Vitamins are essential to ensure that the body functions as it should. We all need to consume food containing B vitamins as part of a healthy diet, as they have a specific impact on your body, from cell and cardiovascular health to brain and nerve function to energy levels, muscle tone and good eyesight.
If you’re interested in personal training or another fitness profession, or simply want to ensure that you are following a healthy lifestyle, it’s a good idea to familiarise yourself with the different properties and benefits of the various B vitamins. They are also of particular importance to anyone who is pregnant or breastfeeding, the older generation, and those following a restricted diet or with underlying health conditions.
What are the different kinds of vitamin B
There are eight kinds of vitamin B, as follows:
- Vitamin B1 – thiamine
- Vitamin B2 – riboflavin
- Vitamin B3 – niacin
- Vitamin B5 – pantothenic acid
- Vitamin B6 – pyridoxine
- Vitamin B7 – biotin
- Vitamin B9 – folic acid
- Vitamin B12 – cobalamin
Public Health England has produced Government Dietary Recommendations for energy and nutrients for males and females aged 1-18 years and 19+ years, which can be accessed here. This includes recommendations for the daily intake of vitamin B complex.
How much vitamin B do you need and where can you get it?
Taking each B vitamin in turn:
B1 – thiamine
Daily guidance: 1mg (milligram) for men and 0.8mg for women.
This vitamin allows the body to break down food and release its energy, as well as supporting the nervous system. It can be found in a range of foods from fruit and peas to eggs, liver, wholegrain and fortified breakfast cereals.
B2 – riboflavin
Daily guidance: 1.3mg for men and 1.1mg for women.
Good for a healthy nervous system, skin and eyes and aids the release of energy from food.
Found in milk, eggs, rice and fortified breakfast cereals. The riboflavin in food can be destroyed by the UV light in sunlight.
B3 – niacin
Daily guidance: 16.5mg for men and 13.2mg for women.
Helps to release energy from food and keep the nervous system and the skin healthy. Both forms of niacin (nicotinic acid and nicotinamide) can be found in fish and meat, as well as eggs, milk and wheat flour.
B5 – pantothenic acid
Daily guidance: not established
Releases energy from food. Found in most meat and vegetables, plus wholegrain rice and bread, and some fortified cereal.
B6 – pyridoxine
Daily guidance: 1.4mg for men and 1.2mg for women.
Forms haemoglobin to carry oxygen; helps the body to store and use energy. Found in fish, poultry and pork, as well as wholegrain bread, rice and cereals, vegetables and potatoes, soya beans, eggs, peanuts and milk.
B7 – biotin
Daily guidance: not established
Made by gut bacteria, it aids the breaking down of fat in the body.
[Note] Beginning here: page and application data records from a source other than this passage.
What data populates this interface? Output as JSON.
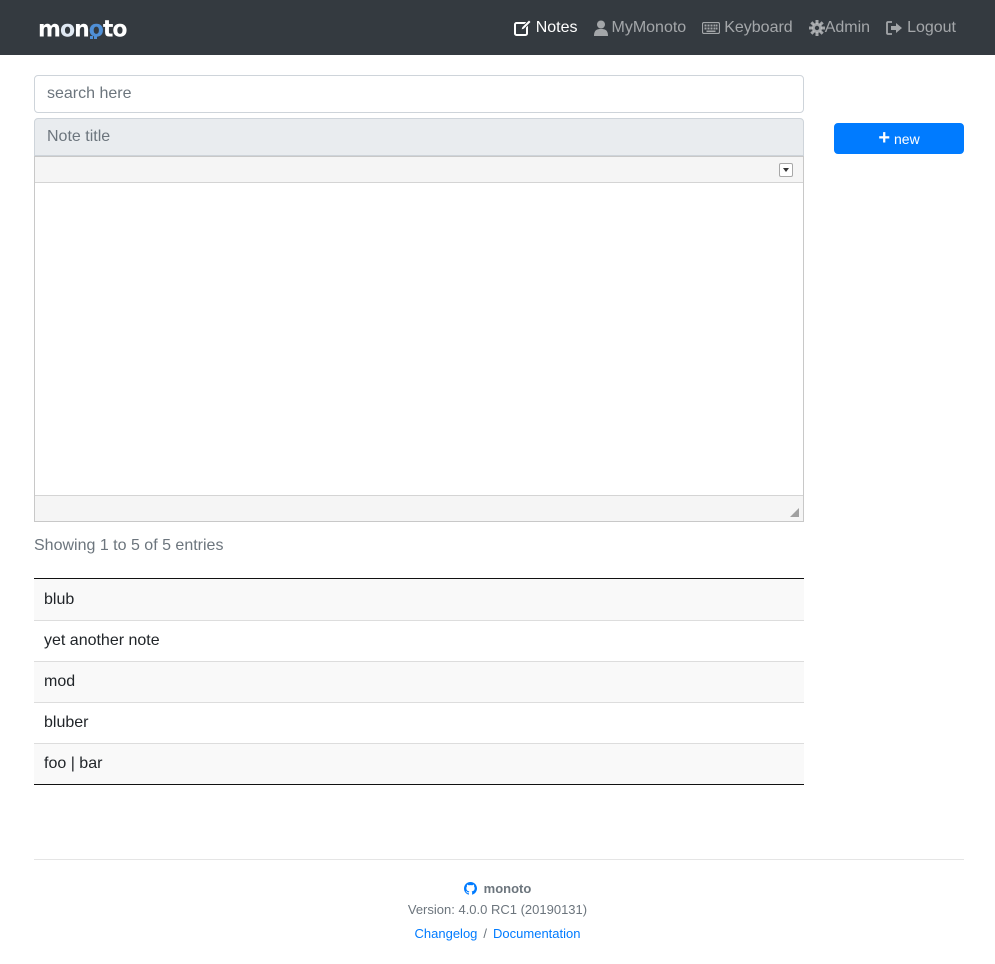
{
  "navbar": {
    "brand": "monoto",
    "items": [
      {
        "label": "Notes",
        "icon": "edit-icon",
        "active": true
      },
      {
        "label": "MyMonoto",
        "icon": "user-icon",
        "active": false
      },
      {
        "label": "Keyboard",
        "icon": "keyboard-icon",
        "active": false
      },
      {
        "label": "Admin",
        "icon": "gear-icon",
        "active": false
      },
      {
        "label": "Logout",
        "icon": "logout-icon",
        "active": false
      }
    ]
  },
  "search": {
    "placeholder": "search here",
    "value": ""
  },
  "note_title": {
    "placeholder": "Note title",
    "value": ""
  },
  "editor": {
    "content": ""
  },
  "toolbar": {
    "new_label": "new"
  },
  "table": {
    "info": "Showing 1 to 5 of 5 entries",
    "rows": [
      "blub",
      "yet another note",
      "mod",
      "bluber",
      "foo | bar"
    ]
  },
  "footer": {
    "brand": "monoto",
    "version": "Version: 4.0.0 RC1 (20190131)",
    "changelog": "Changelog",
    "separator": "/",
    "documentation": "Documentation"
  },
  "colors": {
    "navbar": "#343a40",
    "primary": "#007bff",
    "muted": "#6c757d"
  }
}
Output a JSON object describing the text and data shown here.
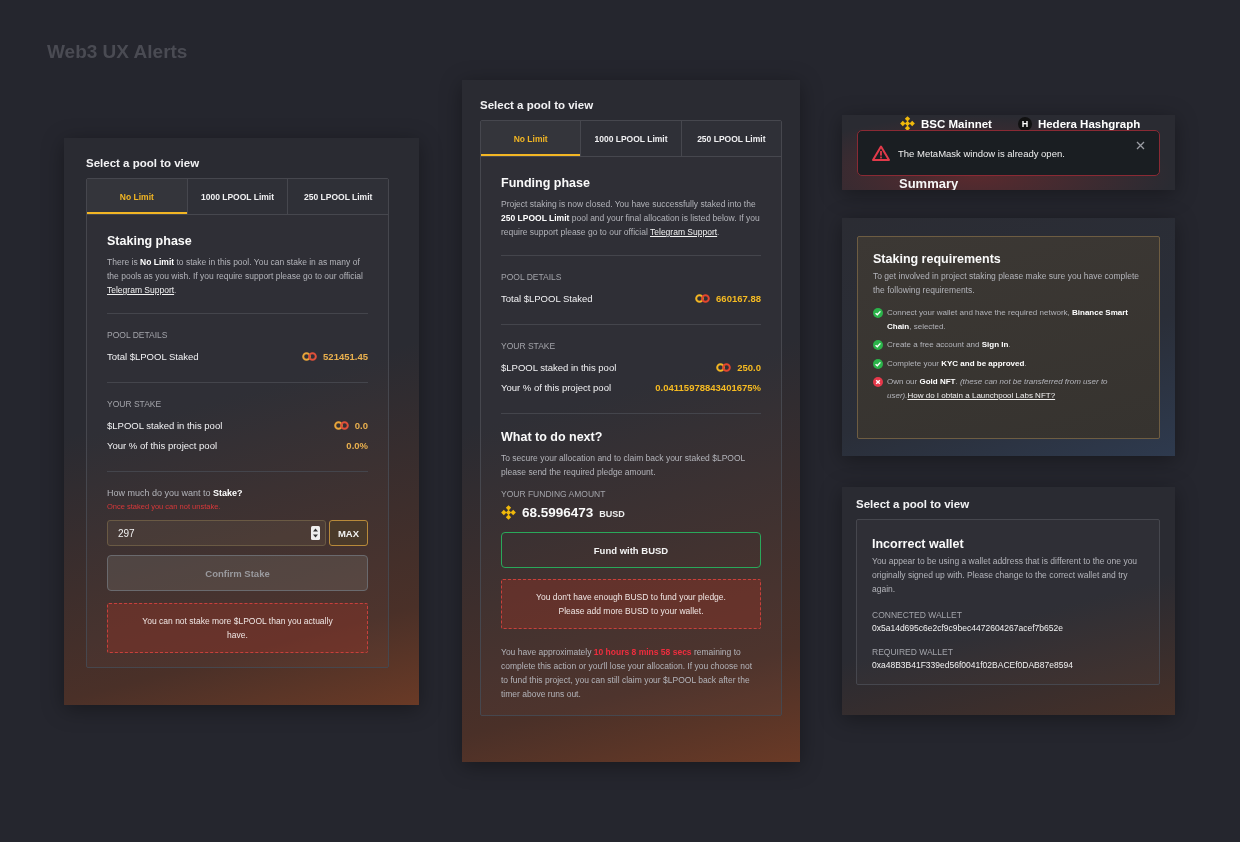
{
  "page_title": "Web3 UX Alerts",
  "staking_panel": {
    "heading": "Select a pool to view",
    "tabs": [
      {
        "label": "No Limit",
        "selected": true
      },
      {
        "label": "1000 LPOOL Limit",
        "selected": false
      },
      {
        "label": "250 LPOOL Limit",
        "selected": false
      }
    ],
    "title": "Staking phase",
    "intro": {
      "text": "There is **No Limit** to stake in this pool. You can stake in as many of the pools as you wish. If you require support please go to our official",
      "link": "Telegram Support",
      "after": "."
    },
    "sections": [
      {
        "label": "POOL DETAILS",
        "rows": [
          {
            "label": "Total $LPOOL Staked",
            "value": "521451.45",
            "token_icon": true
          }
        ]
      },
      {
        "label": "YOUR STAKE",
        "rows": [
          {
            "label": "$LPOOL staked in this pool",
            "value": "0.0",
            "token_icon": true
          },
          {
            "label": "Your % of this project pool",
            "value": "0.0%",
            "token_icon": false
          }
        ]
      }
    ],
    "stake_prompt": "How much do you want to **Stake?**",
    "stake_warning": "Once staked you can not unstake.",
    "amount": {
      "value": "297"
    },
    "max_button": "MAX",
    "confirm_button": {
      "label": "Confirm Stake",
      "disabled": true
    },
    "error": "You can not stake more $LPOOL than you actually have."
  },
  "funding_panel": {
    "heading": "Select a pool to view",
    "tabs": [
      {
        "label": "No Limit",
        "selected": true
      },
      {
        "label": "1000 LPOOL Limit",
        "selected": false
      },
      {
        "label": "250 LPOOL Limit",
        "selected": false
      }
    ],
    "title": "Funding phase",
    "intro": {
      "text": "Project staking is now closed. You have successfully staked into the **250 LPOOL Limit** pool and your final allocation is listed below. If you require support please go to our official",
      "link": "Telegram Support",
      "after": "."
    },
    "sections": [
      {
        "label": "POOL DETAILS",
        "rows": [
          {
            "label": "Total $LPOOL Staked",
            "value": "660167.88",
            "token_icon": true
          }
        ]
      },
      {
        "label": "YOUR STAKE",
        "rows": [
          {
            "label": "$LPOOL staked in this pool",
            "value": "250.0",
            "token_icon": true
          },
          {
            "label": "Your % of this project pool",
            "value": "0.04115978843401675%",
            "token_icon": false
          }
        ]
      }
    ],
    "next_title": "What to do next?",
    "next_text": "To secure your allocation and to claim back your staked $LPOOL please send the required pledge amount.",
    "funding_label": "YOUR FUNDING AMOUNT",
    "funding_amount": "68.5996473",
    "funding_currency": "BUSD",
    "fund_button": {
      "label": "Fund with BUSD",
      "disabled": false
    },
    "error": "You don't have enough BUSD to fund your pledge.\nPlease add more BUSD to your wallet.",
    "timer_note": {
      "before": "You have approximately",
      "timer": "10 hours 8 mins 58 secs",
      "after": "remaining to complete this action or you'll lose your allocation. If you choose not to fund this project, you can still claim your $LPOOL back after the timer above runs out."
    }
  },
  "network_panel": {
    "networks": [
      {
        "name": "BSC Mainnet",
        "kind": "binance"
      },
      {
        "name": "Hedera Hashgraph",
        "kind": "hedera",
        "badge": "H"
      }
    ],
    "toast": {
      "message": "The MetaMask window is already open."
    },
    "section_title": "Summary"
  },
  "requirements_panel": {
    "title": "Staking requirements",
    "intro": "To get involved in project staking please make sure you have complete the following requirements.",
    "items": [
      {
        "text": "Connect your wallet and have the required network, **Binance Smart Chain**, selected.",
        "checked": true
      },
      {
        "text": "Create a free account and **Sign In**.",
        "checked": true
      },
      {
        "text": "Complete your **KYC and be approved**.",
        "checked": true
      },
      {
        "text": "Own our **Gold NFT**. *(these can not be transferred from user to user).*",
        "checked": false,
        "link": "How do I obtain a Launchpool Labs NFT?"
      }
    ]
  },
  "wallet_panel": {
    "heading": "Select a pool to view",
    "title": "Incorrect wallet",
    "text": "You appear to be using a wallet address that is different to the one you originally signed up with. Please change to the correct wallet and try again.",
    "fields": [
      {
        "label": "CONNECTED WALLET",
        "value": "0x5a14d695c6e2cf9c9bec4472604267acef7b652e"
      },
      {
        "label": "REQUIRED WALLET",
        "value": "0xa48B3B41F339ed56f0041f02BACEf0DAB87e8594"
      }
    ]
  }
}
Only found in low levels in food and may not be required in the diet.
B9 – folic acid
Daily guidance: 200 micrograms for men and women; 400 micrograms for women trying to get pregnant and in the first 12 weeks of pregnancy. (Note: micrograms are smaller than milligrams).
Helps with the formation of red blood cells and healthy growth of a foetus, avoiding folate deficiency anaemia. It’s found in leafy green vegetables, broccoli, peas, sprouts, chickpeas and some fortified breakfast cereals.
B12 – cobalamin
Daily guidance: 1.5 micrograms for men and women.
Releases energy from food, makes red blood cells, promotes nervous system health and works with folic acid. Sources include meat, some fish, dairy and fortified breakfast cereals. Vegans may need a B12 supplement.
What else do I need to know?
Many of the B vitamins cannot be stored in the body so should be consumed daily. Some people may need to take additional doses of particular B vitamins, for example: pregnant women, older people, those following a restricted diet and those with a specific health condition, such as celiac disease, HIV or rheumatoid arthritis.
Signs of deficiency are varied, and can include fatigue, anaemia, nausea, skin rashes, diarrhoea or constipation. Sometimes it may be necessary to take supplements, however, you should investigate the best way to take them (eg with or without food or drink). Also be aware that there can be serious risks of taking supplements that provide too high a dosage of a particular vitamin.
To find out more, visit the NHS page on B Complex vitamins. If you have any specific health concerns, book an appointment with your GP.